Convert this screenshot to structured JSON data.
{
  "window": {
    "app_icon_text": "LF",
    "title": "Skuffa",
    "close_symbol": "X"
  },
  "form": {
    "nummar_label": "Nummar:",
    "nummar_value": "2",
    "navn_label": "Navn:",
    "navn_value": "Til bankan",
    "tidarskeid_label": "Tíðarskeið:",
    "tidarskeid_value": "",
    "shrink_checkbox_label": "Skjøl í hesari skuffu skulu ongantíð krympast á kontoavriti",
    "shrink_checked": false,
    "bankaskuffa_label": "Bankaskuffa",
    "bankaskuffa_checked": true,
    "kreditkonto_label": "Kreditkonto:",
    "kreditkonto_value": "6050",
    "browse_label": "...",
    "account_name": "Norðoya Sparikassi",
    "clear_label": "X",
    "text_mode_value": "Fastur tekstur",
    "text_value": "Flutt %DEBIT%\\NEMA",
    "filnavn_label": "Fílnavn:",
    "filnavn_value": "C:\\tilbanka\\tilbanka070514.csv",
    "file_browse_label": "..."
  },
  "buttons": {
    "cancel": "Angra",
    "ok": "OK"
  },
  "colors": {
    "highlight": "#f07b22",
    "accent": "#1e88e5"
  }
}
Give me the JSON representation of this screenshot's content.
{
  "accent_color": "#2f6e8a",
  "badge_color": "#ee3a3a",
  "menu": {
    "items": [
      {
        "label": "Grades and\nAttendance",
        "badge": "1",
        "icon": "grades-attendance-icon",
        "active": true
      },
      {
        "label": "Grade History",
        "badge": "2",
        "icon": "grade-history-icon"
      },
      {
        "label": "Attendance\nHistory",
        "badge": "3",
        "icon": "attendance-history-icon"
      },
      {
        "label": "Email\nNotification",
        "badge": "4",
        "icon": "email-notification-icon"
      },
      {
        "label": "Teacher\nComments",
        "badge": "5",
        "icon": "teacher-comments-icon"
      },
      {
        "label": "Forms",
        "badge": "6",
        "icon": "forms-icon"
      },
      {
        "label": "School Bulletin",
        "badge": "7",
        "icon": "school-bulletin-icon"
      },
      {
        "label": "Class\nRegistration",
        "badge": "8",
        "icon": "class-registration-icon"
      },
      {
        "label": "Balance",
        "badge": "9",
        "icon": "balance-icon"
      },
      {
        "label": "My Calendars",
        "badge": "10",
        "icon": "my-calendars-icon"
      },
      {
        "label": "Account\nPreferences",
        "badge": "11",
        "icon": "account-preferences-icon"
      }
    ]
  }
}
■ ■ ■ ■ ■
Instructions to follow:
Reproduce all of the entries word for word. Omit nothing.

Exercise result:
Convert this screenshot to structured JSON data.
{
  "window": {
    "app_icon_text": "LF",
    "title": "Skuffa",
    "close_symbol": "X"
  },
  "form": {
    "nummar_label": "Nummar:",
    "nummar_value": "2",
    "navn_label": "Navn:",
    "navn_value": "Til bankan",
    "tidarskeid_label": "Tíðarskeið:",
    "tidarskeid_value": "",
    "shrink_checkbox_label": "Skjøl í hesari skuffu skulu ongantíð krympast á kontoavriti",
    "shrink_checked": false,
    "bankaskuffa_label": "Bankaskuffa",
    "bankaskuffa_checked": true,
    "kreditkonto_label": "Kreditkonto:",
    "kreditkonto_value": "6050",
    "browse_label": "...",
    "account_name": "Norðoya Sparikassi",
    "clear_label": "X",
    "text_mode_value": "Fastur tekstur",
    "text_value": "Flutt %DEBIT%\\NEMA",
    "filnavn_label": "Fílnavn:",
    "filnavn_value": "C:\\tilbanka\\tilbanka070514.csv",
    "file_browse_label": "..."
  },
  "buttons": {
    "cancel": "Angra",
    "ok": "OK"
  },
  "colors": {
    "highlight": "#f07b22",
    "accent": "#1e88e5"
  }
}
Give me the JSON representation of this screenshot's content.
{
  "accent_color": "#2f6e8a",
  "badge_color": "#ee3a3a",
  "menu": {
    "items": [
      {
        "label": "Grades and\nAttendance",
        "badge": "1",
        "icon": "grades-attendance-icon",
        "active": true
      },
      {
        "label": "Grade History",
        "badge": "2",
        "icon": "grade-history-icon"
      },
      {
        "label": "Attendance\nHistory",
        "badge": "3",
        "icon": "attendance-history-icon"
      },
      {
        "label": "Email\nNotification",
        "badge": "4",
        "icon": "email-notification-icon"
      },
      {
        "label": "Teacher\nComments",
        "badge": "5",
        "icon": "teacher-comments-icon"
      },
      {
        "label": "Forms",
        "badge": "6",
        "icon": "forms-icon"
      },
      {
        "label": "School Bulletin",
        "badge": "7",
        "icon": "school-bulletin-icon"
      },
      {
        "label": "Class\nRegistration",
        "badge": "8",
        "icon": "class-registration-icon"
      },
      {
        "label": "Balance",
        "badge": "9",
        "icon": "balance-icon"
      },
      {
        "label": "My Calendars",
        "badge": "10",
        "icon": "my-calendars-icon"
      },
      {
        "label": "Account\nPreferences",
        "badge": "11",
        "icon": "account-preferences-icon"
      }
    ]
  }
}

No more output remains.